George Romney Galleries
By 1757 he was becoming well-known as a portraitist. He fell ill during his apprenticeship and was nursed back to health by Mary Abbott, daughter of his landlady.
In 1762, by which time he was married with two children, he went to London, and saw early success with a painting, The Death of General Wolfe which won a prize from the Royal Society of Arts. Romney soon had a thriving portrait business in Long Acre.
Despite his great success George Romney was never invited to join the Royal Academy nor did he ever apply to join. While there has been much speculation about his relationship with the Academy there is no doubt that he normally remained aloof maintaining that a good artist should succeed without being a member. His own career certainly supported this belief and it was only towards the end of his life that he expressed the slightest regret for his views

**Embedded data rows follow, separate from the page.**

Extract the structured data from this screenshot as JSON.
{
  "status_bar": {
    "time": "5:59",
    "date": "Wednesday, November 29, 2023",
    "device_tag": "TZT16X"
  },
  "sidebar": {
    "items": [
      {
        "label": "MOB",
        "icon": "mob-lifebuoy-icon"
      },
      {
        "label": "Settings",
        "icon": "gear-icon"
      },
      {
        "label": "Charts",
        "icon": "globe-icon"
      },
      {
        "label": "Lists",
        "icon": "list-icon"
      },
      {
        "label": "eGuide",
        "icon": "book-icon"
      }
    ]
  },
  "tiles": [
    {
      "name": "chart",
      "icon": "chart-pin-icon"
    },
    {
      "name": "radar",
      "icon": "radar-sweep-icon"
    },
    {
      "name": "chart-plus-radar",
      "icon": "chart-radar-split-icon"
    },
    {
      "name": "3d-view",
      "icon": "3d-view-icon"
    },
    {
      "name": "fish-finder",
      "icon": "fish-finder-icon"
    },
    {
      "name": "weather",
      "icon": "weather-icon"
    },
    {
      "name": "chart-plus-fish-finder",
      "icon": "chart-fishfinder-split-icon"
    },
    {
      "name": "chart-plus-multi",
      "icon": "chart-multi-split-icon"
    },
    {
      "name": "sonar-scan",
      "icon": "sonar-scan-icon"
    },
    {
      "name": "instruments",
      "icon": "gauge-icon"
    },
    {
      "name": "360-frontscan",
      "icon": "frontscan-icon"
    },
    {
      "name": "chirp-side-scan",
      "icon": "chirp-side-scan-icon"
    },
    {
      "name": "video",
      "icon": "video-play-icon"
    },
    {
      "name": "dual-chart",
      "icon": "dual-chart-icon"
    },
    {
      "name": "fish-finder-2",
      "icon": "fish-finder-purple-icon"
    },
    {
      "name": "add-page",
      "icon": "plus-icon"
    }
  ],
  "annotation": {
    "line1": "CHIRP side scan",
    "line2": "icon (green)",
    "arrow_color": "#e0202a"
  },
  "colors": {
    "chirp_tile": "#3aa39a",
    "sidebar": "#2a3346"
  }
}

Portrait of Miss Juliana Willoughby, 1781-83 (National Gallery of Art, Washington DC)
Emma Hamilton as a bacchante by George Romney, 1785In 1773 he travelled to Italy with fellow artist Ozias Humphrey to study art in Rome and Parma, returning to London in 1775 to resume business, this time in Cavendish Square (in a house formerly owned by noted portraitist Francis Cotes). In 1782 he met Emma Hamilton (then called Emma Hart) who became his muse. He painted over 60 portraits of her in various poses, sometimes playing the part of historical or mythological figures. He also painted many other contemporaries, including fellow artist Mary Moser. After an absence of almost forty years, he returned to his family in Kendal in the summer of 1799. He was greeted by his loyal, devoted and unquestioning wife. George Romney is a kinsman of Mitt Romney, U.S politician. Related Paintings of George Romney :. | Study for Portrait of Sarah Siddons | Andrew Reid | Self-Portrait | later Lady | Marchioness of Donegall |
Related Artists:Sir edwin henry landseer,R.A.
Painter, draughtsman, sculptor and etcher, brother of (3) Charles Landseer. He became the best-known member of the family and was one of the most highly respected and popular British painters of the 19th century. He was first trained by his father, who taught him etching, and he then studied with Benjamin Robert Haydon and at the Royal Academy Schools in London. Precociously gifted, he drew competently from childhood and in 1813 he won the Silver Palette for draughtsmanship at the Society of Arts. In 1815 he exhibited at the Royal Academy for the first time, showing some drawings of a mule and of the heads of dogs. From an early age he was a frequent visitor to the menagerie in Exeter Change in the Strand, London,Benjamin West Clinedinst
Illustrator and Painter.
American , 1859-1931
was an American illustrator and painter, born at Woodstock, Va. He studied for a year in Baltimore and for five years in Paris under Cabanel and Bonnat and first attracted attention in New York with his illustrations for Leslie's Weekly. He was best known as the illustrator of Thomas Nelson Page's Unc' Edinburg, the works of Hawthorne, Stevenson, and Mark Twain, although he worked also in oils and water colors. His sympathetic collaboration with the author gave his work an especial charm. He was awarded the Evans prize of the American Water-Color Society in 1900. In 1947.Semyon Shchedrin
(1745-1804) was a Russian landscape painter, the uncle and mentor of Sylvester Shchedrin.
He was born in St. Petersburg into the family of a life guard. In 1759, he entered the Academy of Arts in St. Petersburg, and in 1765 graduated with a gold medal and grants to study abroad. Shchedrin ventured to Paris, then to Rome. In Paris he studied the works of old and contemporary painters. Under the influence of Rousseau's idea that beauty exists not only in classic patterns of arts but also in everyday life and nature, Shchedrin worked much en plein-air, otherwise known as painting in outdoor environments. In Rome, however, he fell under the influence of classicism, the idea that art should reflect the works of antiquity and thus prolong their successes.
Shchedrin returned to St. Petersburg in 1776 and became a professor of landscape painting in the Academy of Arts. He was assigned to draw views of the palaces and parks of Catherine the Great, which brought into existence such works as View of the Large Pond Island in the Tsarskoselsky Gardens (1777), View of the Large Pond in the Tsarskoselsky Gardens (1777), View of the Farmyard in the Tsarskoye Selo (1777). After 1780, Shchedrin also participated in the restoration of pictures in the Hermitage, and in 1799 he headed a new class of landscape graphics.
The pinnacle of his art career came in the 1790s. The most famous of his works of the period are views of parks and palaces in Pavlovsk, Gatchina, and Petergof: The Mill and the Peel Tower at Pavlovsk (1792), View of the Gatchina Palace from the Silver Lake (1798), View of the Gatchina Palace from Long Island (1798), The Stone Bridge at Gatchina (1799-1801), View of the Kamennoostrovsky Palace through Bolshaya Nevka from the Stroganov Seashore (1803). The composition of all of his works is the same in accordance with the rules of academic classicism.